- **Instructions to follow**
Find every line of the records that has "price" and return it.
↓
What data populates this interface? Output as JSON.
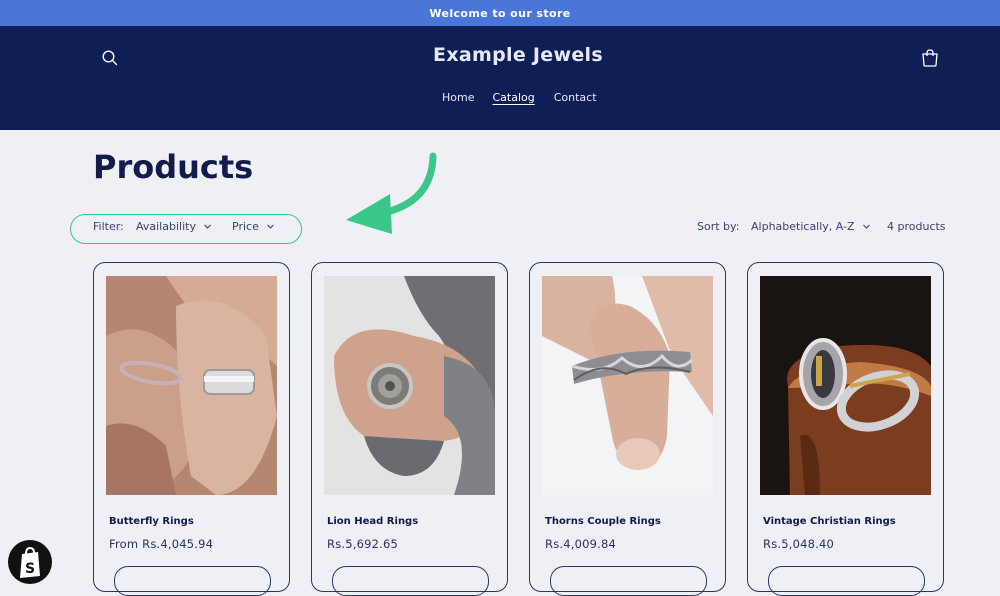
{
  "announcement": "Welcome to our store",
  "header": {
    "brand": "Example Jewels",
    "nav": [
      {
        "label": "Home",
        "active": false
      },
      {
        "label": "Catalog",
        "active": true
      },
      {
        "label": "Contact",
        "active": false
      }
    ],
    "icons": {
      "search": "search-icon",
      "cart": "cart-icon"
    }
  },
  "page": {
    "title": "Products"
  },
  "filters": {
    "label": "Filter:",
    "availability": "Availability",
    "price": "Price",
    "sort_label": "Sort by:",
    "sort_value": "Alphabetically, A-Z",
    "count": "4 products"
  },
  "annotation": {
    "arrow_color": "#3bc78a"
  },
  "products": [
    {
      "name": "Butterfly Rings",
      "price": "From Rs.4,045.94",
      "image": "couple-rings-photo"
    },
    {
      "name": "Lion Head Rings",
      "price": "Rs.5,692.65",
      "image": "lion-ring-photo"
    },
    {
      "name": "Thorns Couple Rings",
      "price": "Rs.4,009.84",
      "image": "thorns-ring-photo"
    },
    {
      "name": "Vintage Christian Rings",
      "price": "Rs.5,048.40",
      "image": "christian-rings-photo"
    }
  ],
  "colors": {
    "header_bg": "#0f1f56",
    "announce_bg": "#4a76d8",
    "page_bg": "#eef0f5"
  }
}
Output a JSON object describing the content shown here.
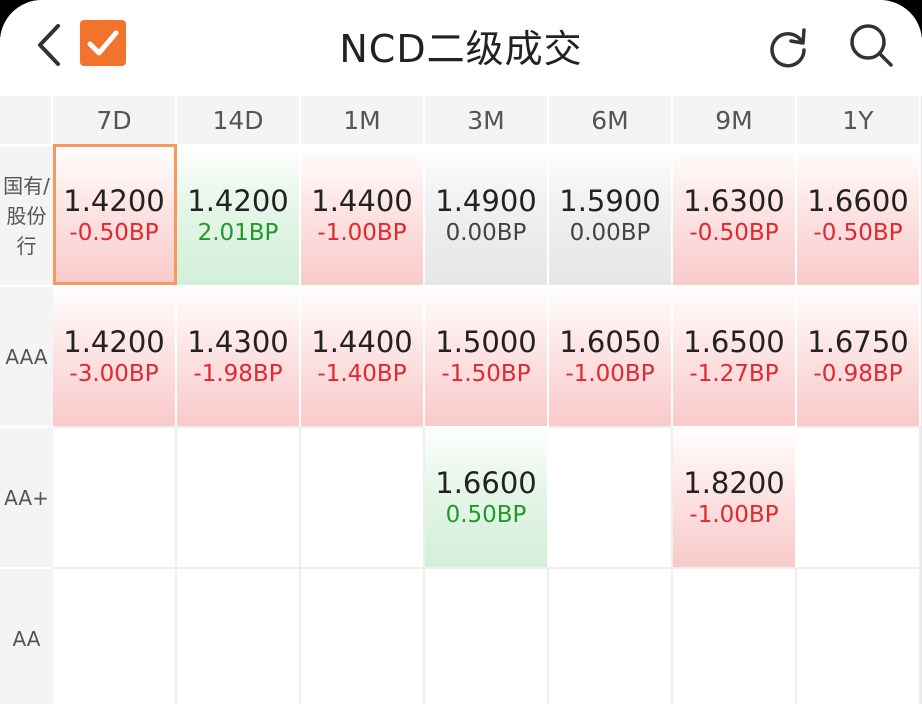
{
  "header": {
    "title": "NCD二级成交",
    "check_color": "#f3722c"
  },
  "columns": [
    "7D",
    "14D",
    "1M",
    "3M",
    "6M",
    "9M",
    "1Y"
  ],
  "rows": [
    {
      "label": "国有/股份行",
      "cells": [
        {
          "value": "1.4200",
          "change": "-0.50BP",
          "trend": "up",
          "selected": true
        },
        {
          "value": "1.4200",
          "change": "2.01BP",
          "trend": "down"
        },
        {
          "value": "1.4400",
          "change": "-1.00BP",
          "trend": "up"
        },
        {
          "value": "1.4900",
          "change": "0.00BP",
          "trend": "flat"
        },
        {
          "value": "1.5900",
          "change": "0.00BP",
          "trend": "flat"
        },
        {
          "value": "1.6300",
          "change": "-0.50BP",
          "trend": "up"
        },
        {
          "value": "1.6600",
          "change": "-0.50BP",
          "trend": "up"
        }
      ]
    },
    {
      "label": "AAA",
      "cells": [
        {
          "value": "1.4200",
          "change": "-3.00BP",
          "trend": "up"
        },
        {
          "value": "1.4300",
          "change": "-1.98BP",
          "trend": "up"
        },
        {
          "value": "1.4400",
          "change": "-1.40BP",
          "trend": "up"
        },
        {
          "value": "1.5000",
          "change": "-1.50BP",
          "trend": "up"
        },
        {
          "value": "1.6050",
          "change": "-1.00BP",
          "trend": "up"
        },
        {
          "value": "1.6500",
          "change": "-1.27BP",
          "trend": "up"
        },
        {
          "value": "1.6750",
          "change": "-0.98BP",
          "trend": "up"
        }
      ]
    },
    {
      "label": "AA+",
      "cells": [
        null,
        null,
        null,
        {
          "value": "1.6600",
          "change": "0.50BP",
          "trend": "down"
        },
        null,
        {
          "value": "1.8200",
          "change": "-1.00BP",
          "trend": "up"
        },
        null
      ]
    },
    {
      "label": "AA",
      "cells": [
        null,
        null,
        null,
        null,
        null,
        null,
        null
      ]
    }
  ],
  "colors": {
    "up_text": "#e0282e",
    "down_text": "#1d9a2a",
    "flat_text": "#444444",
    "up_bg": "#f9caca",
    "down_bg": "#d3efd8",
    "flat_bg": "#e6e6e6",
    "selected_border": "#f39a5c"
  }
}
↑
- **Solution for this task**
    "price": "Price",
      "price": "From Rs.4,045.94",
      "price": "Rs.5,692.65",
      "price": "Rs.4,009.84",
      "price": "Rs.5,048.40",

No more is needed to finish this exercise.